This week the U.S. Treasury unveiled new $100 currency redesigned to discourage counterfeiting. If counterfeiters are deterred by ugliness, this should do the trick.
Okay, we understand the need to incorporate high-tech security features, but was it really necessary to make statesman Ben Franklin look like comedian Jack Benny? Who’s idea was it to stick the Liberty Bell in an orange inkwell and feature the back side of Independence Hall instead of the front? And why was Franklin dressed in a lavender jacket and shoved off-center so an offensive blue 3-D security ribbon could run down the middle? It seems like our most revered American symbols are being mocked.
Still… if anyone offered to give us a suitcase filled with ugly new $100s if we’d stop complaining about the bad design, we’d gladly accept.
Hong Kong recently unveiled its newly revamped brand identity – a stylized version of its previous fiery dragon logo, which had been in use since 2001. The new dragon appears friendlier and has a colorful kite-like tail and boasts the tagline “Asia’s World City.” It looks less exotic than the old logo, but more welcoming.
That got us to wondering what other national tourism brands were out there, and what we found told us a lot about how countries try to appeal to foreign travelers.
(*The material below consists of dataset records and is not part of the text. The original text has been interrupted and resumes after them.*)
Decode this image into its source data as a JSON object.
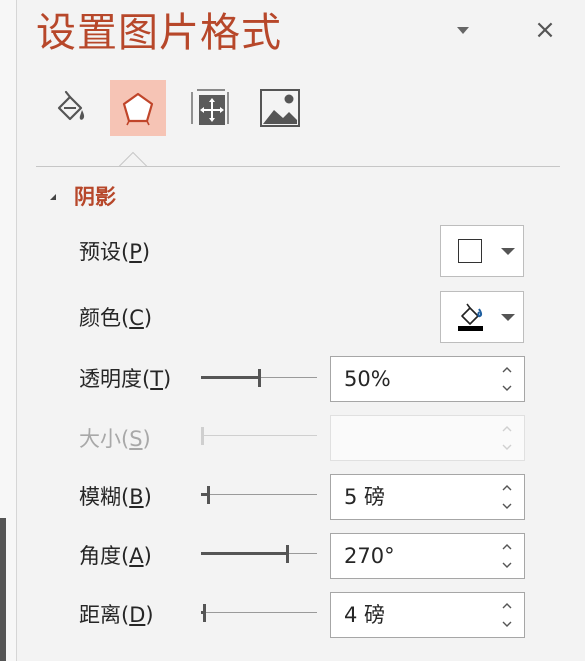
{
  "pane": {
    "title": "设置图片格式",
    "options_icon": "chevron-down-icon",
    "close_icon": "close-icon",
    "close_glyph": "×"
  },
  "tabs": [
    {
      "name": "fill-and-line",
      "icon": "paint-bucket-icon",
      "active": false
    },
    {
      "name": "effects",
      "icon": "pentagon-icon",
      "active": true
    },
    {
      "name": "size-and-properties",
      "icon": "size-properties-icon",
      "active": false
    },
    {
      "name": "picture",
      "icon": "picture-icon",
      "active": false
    }
  ],
  "section": {
    "title": "阴影",
    "expanded": true
  },
  "rows": {
    "preset": {
      "label": "预设(",
      "key": "P",
      "label_end": ")"
    },
    "color": {
      "label": "颜色(",
      "key": "C",
      "label_end": ")",
      "value_color": "#000000"
    },
    "transparency": {
      "label": "透明度(",
      "key": "T",
      "label_end": ")",
      "value": "50%",
      "slider_fraction": 0.5
    },
    "size": {
      "label": "大小(",
      "key": "S",
      "label_end": ")",
      "value": "",
      "disabled": true,
      "slider_fraction": 0.0
    },
    "blur": {
      "label": "模糊(",
      "key": "B",
      "label_end": ")",
      "value": "5 磅",
      "slider_fraction": 0.05
    },
    "angle": {
      "label": "角度(",
      "key": "A",
      "label_end": ")",
      "value": "270°",
      "slider_fraction": 0.75
    },
    "distance": {
      "label": "距离(",
      "key": "D",
      "label_end": ")",
      "value": "4 磅",
      "slider_fraction": 0.02
    }
  },
  "colors": {
    "accent": "#b7472a",
    "active_tab": "#f6c4b5",
    "panel_bg": "#f3f3f3"
  }
}
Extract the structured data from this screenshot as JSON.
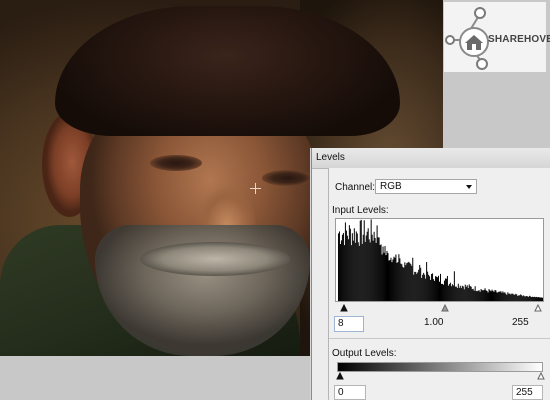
{
  "dialog": {
    "title": "Levels",
    "channel_label": "Channel:",
    "channel_value": "RGB",
    "input_levels_label": "Input Levels:",
    "input_shadow": "8",
    "input_gamma": "1.00",
    "input_highlight": "255",
    "output_levels_label": "Output Levels:",
    "output_low": "0",
    "output_high": "255"
  },
  "logo": {
    "text": "SHAREHOVEL",
    "icon": "house-network-icon"
  },
  "colors": {
    "dialog_bg": "#ececec",
    "histogram_fill": "#000000",
    "input_focus_border": "#9fb4d0"
  }
}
When we lined up 50 or more national logos, similar visual themes emerged. This said more about what some nations thought tourists wanted to see than about what made them distinct as a destination. On the whole, there was an inordinate use of breezy brushstroke lettering, bright tropical colors, “sunny” O’s and dotted I’s, and hearts and flowers. Some felt appropriate to the flavor, personality and tempo of the place. Others like the logos of former Soviet bloc countries felt generic and not reflective of a region that many associate with rich earthy colors, mysterious architecture and temperature extremes. A beach culture it’s not.
When nations consider their exportable resources, design is often far down the list, but a 2008 study conducted by the Victoria government in Australia revealed that over $300 million in state revenue can be directly attributed to design-related exports. The state ’s design sector, centered in Melbourne, contributes $7 billion annually to the economy and employs more than 76,000 Victorians – this in a country with a population of just 21.5 million people. The study made apparent that design talent is a highly desirable and exportable commodity. The Australian creative industry could be as marketable abroad as iron ore and manufactured goods.
Australian designers have skills sought in many parts of the world, particularly in rapidly industrializing areas like neighboring Southeast Asia. In fact, the vast geographic size of Australia actually makes the flying distance from Melbourne to Singapore or Indonesia shorter than from Melbourne to Perth. As it is, many studios in Singapore are heavily staffed by Australian designers.
Understanding where the market is and where it is heading is critical to every aspect of design and business. Savvy marketers look for clues everywhere and draw connections to launch new products, tailor their brand messages, and determine which industries will thrive. This intriguing video provides statistics that are shocking and thought-provoking…but what do they mean? What are the ramifications for commerce and design, mar-com and management? We don’t know, but we feel they are important to consider.
With so many people feeling blue because their 401Ks have tanked, what color is likely to resonate with the public today?Color forecaster Laura Guido-Clark, who has consulted on the “skin” (color, material, finish) of everything from cars to computers, toothbrushes to carpets, uses a process she calls “climatology” to survey the economic, political, emotional and social temperature of the times to arrive at a palette that consumers will find satisfying and exciting.Guido-Clark tells the San Francisco Design Center’s 3DMagazine, “We are in a time of deep introspection and fear is running as an undercurrent, but hope is what keeps us going. Optimism is the polar opposite of despair, and we will see people drawn to colors that reflect that reaching out for a brighter future.Deep, vibrant and saturated colors such as raspberries, yellows, oranges, royal blues and purples are important. You are also starting to see a softening of the palette with grayed pastels — perhaps our way of landing softly in tough times. People are also being drawn to pliable materials such as wire and sculpted metals that show flexibility and a willingness to bend and change. We will be mixing more metals in unique ways and breaking rules as we come to terms with a new way of thinking. We also expect that earthy textures, woods, deep piles and fabrics with a rich, tactile surface will be more appealing as people seek to make their homes feel like they are cocooning and safe from outside forces.” www.lgcdesign.com